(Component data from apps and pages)
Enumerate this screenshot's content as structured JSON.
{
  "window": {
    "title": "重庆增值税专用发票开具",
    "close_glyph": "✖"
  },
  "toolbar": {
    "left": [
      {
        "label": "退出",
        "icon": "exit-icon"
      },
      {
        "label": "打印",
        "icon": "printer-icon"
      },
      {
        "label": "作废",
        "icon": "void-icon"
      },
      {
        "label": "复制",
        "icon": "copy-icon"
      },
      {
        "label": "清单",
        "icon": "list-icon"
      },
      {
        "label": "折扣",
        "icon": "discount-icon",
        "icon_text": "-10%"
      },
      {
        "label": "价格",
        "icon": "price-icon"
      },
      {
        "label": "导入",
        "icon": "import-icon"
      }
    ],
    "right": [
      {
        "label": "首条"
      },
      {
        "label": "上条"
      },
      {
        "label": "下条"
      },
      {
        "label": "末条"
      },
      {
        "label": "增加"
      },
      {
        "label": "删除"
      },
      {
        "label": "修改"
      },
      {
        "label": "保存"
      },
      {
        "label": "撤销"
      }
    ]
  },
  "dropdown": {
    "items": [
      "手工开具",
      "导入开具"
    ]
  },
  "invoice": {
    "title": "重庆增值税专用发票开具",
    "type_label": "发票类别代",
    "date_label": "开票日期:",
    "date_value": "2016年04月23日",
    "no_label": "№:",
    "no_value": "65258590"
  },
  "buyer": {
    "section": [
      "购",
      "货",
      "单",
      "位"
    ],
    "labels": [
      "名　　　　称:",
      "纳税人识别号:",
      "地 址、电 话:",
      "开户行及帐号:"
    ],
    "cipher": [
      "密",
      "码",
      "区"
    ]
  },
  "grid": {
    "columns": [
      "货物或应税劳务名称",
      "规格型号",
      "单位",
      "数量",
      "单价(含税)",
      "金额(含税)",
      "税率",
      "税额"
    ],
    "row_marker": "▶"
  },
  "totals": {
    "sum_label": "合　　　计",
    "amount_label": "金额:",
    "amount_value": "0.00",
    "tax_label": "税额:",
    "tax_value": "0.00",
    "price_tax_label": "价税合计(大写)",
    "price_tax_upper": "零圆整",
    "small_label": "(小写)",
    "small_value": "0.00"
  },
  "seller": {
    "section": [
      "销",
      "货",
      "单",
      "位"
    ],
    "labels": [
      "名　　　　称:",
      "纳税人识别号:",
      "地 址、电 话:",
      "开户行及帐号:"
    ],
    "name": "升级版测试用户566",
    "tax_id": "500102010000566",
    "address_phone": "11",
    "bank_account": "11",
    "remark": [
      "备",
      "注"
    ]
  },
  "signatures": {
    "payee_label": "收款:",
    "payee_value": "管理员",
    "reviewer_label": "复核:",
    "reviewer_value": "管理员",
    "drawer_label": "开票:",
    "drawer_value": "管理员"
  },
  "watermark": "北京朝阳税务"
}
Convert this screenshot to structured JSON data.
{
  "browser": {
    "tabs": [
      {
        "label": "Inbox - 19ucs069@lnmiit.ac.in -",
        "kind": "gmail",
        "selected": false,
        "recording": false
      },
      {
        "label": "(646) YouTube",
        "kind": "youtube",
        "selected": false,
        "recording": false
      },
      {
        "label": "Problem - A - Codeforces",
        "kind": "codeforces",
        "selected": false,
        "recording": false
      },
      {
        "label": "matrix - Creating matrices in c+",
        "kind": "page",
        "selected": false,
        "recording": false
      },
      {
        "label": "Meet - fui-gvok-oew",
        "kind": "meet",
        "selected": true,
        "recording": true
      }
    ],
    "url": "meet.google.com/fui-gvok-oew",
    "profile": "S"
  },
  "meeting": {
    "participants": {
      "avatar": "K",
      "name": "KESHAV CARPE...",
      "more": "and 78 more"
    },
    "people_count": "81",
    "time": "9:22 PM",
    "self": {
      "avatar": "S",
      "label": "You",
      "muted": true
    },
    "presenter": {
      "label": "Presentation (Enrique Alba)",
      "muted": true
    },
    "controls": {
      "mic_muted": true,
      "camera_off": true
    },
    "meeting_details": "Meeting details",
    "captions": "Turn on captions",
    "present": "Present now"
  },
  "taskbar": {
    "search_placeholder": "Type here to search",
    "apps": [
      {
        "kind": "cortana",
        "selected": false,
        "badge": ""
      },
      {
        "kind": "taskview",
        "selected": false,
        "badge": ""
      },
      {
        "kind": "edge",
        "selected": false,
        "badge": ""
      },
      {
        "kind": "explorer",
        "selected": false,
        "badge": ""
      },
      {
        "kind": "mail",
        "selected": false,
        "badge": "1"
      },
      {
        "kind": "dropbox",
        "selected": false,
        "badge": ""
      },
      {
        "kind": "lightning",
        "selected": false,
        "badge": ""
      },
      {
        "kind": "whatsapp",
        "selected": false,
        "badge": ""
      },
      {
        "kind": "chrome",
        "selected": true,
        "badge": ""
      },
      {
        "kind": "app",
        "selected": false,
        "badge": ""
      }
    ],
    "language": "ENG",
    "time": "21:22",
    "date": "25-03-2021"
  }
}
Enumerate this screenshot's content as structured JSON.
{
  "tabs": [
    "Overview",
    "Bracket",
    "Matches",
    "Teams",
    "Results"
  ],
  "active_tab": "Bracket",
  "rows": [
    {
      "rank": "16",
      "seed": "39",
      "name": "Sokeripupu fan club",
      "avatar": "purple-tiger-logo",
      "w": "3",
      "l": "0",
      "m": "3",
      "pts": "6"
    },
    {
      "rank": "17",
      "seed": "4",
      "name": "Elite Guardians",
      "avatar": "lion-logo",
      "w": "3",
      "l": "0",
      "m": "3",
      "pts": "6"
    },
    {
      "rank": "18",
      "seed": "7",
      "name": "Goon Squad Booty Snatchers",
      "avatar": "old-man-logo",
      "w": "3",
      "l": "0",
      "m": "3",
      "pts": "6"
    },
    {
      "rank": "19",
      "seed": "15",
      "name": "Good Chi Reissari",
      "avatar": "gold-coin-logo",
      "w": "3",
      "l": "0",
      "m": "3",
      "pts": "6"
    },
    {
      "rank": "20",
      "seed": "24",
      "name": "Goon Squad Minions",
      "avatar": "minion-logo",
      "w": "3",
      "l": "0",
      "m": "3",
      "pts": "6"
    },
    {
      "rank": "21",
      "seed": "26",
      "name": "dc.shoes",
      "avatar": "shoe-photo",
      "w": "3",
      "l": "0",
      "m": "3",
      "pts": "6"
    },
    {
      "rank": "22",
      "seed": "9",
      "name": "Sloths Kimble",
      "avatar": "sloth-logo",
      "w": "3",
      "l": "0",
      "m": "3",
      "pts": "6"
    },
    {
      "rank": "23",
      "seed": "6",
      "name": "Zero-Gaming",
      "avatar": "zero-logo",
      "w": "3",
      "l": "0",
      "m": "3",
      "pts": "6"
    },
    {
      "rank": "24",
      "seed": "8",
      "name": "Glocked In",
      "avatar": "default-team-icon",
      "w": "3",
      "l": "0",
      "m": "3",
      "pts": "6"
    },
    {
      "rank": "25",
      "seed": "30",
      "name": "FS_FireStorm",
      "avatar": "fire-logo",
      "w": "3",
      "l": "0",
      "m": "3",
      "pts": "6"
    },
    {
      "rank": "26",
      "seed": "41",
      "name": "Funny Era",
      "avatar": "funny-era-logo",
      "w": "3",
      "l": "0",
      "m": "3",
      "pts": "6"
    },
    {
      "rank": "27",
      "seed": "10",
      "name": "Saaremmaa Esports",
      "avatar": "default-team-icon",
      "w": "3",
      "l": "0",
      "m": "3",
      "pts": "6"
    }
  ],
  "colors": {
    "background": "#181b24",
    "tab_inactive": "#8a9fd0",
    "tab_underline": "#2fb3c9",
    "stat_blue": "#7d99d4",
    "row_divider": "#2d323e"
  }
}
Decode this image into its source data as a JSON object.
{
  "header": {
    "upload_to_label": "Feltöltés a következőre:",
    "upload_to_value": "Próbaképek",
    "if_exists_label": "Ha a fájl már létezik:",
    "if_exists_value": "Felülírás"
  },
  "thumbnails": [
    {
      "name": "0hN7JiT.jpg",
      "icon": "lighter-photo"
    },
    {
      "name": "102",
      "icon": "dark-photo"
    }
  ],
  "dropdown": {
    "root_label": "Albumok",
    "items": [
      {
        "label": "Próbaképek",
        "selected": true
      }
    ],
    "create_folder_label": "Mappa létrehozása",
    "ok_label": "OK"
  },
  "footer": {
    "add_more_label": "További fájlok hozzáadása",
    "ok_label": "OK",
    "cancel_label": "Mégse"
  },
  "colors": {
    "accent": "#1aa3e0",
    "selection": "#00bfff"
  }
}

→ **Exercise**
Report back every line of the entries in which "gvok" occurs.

→ **Task output**
        "label": "Meet - fui-gvok-oew",
    "url": "meet.google.com/fui-gvok-oew",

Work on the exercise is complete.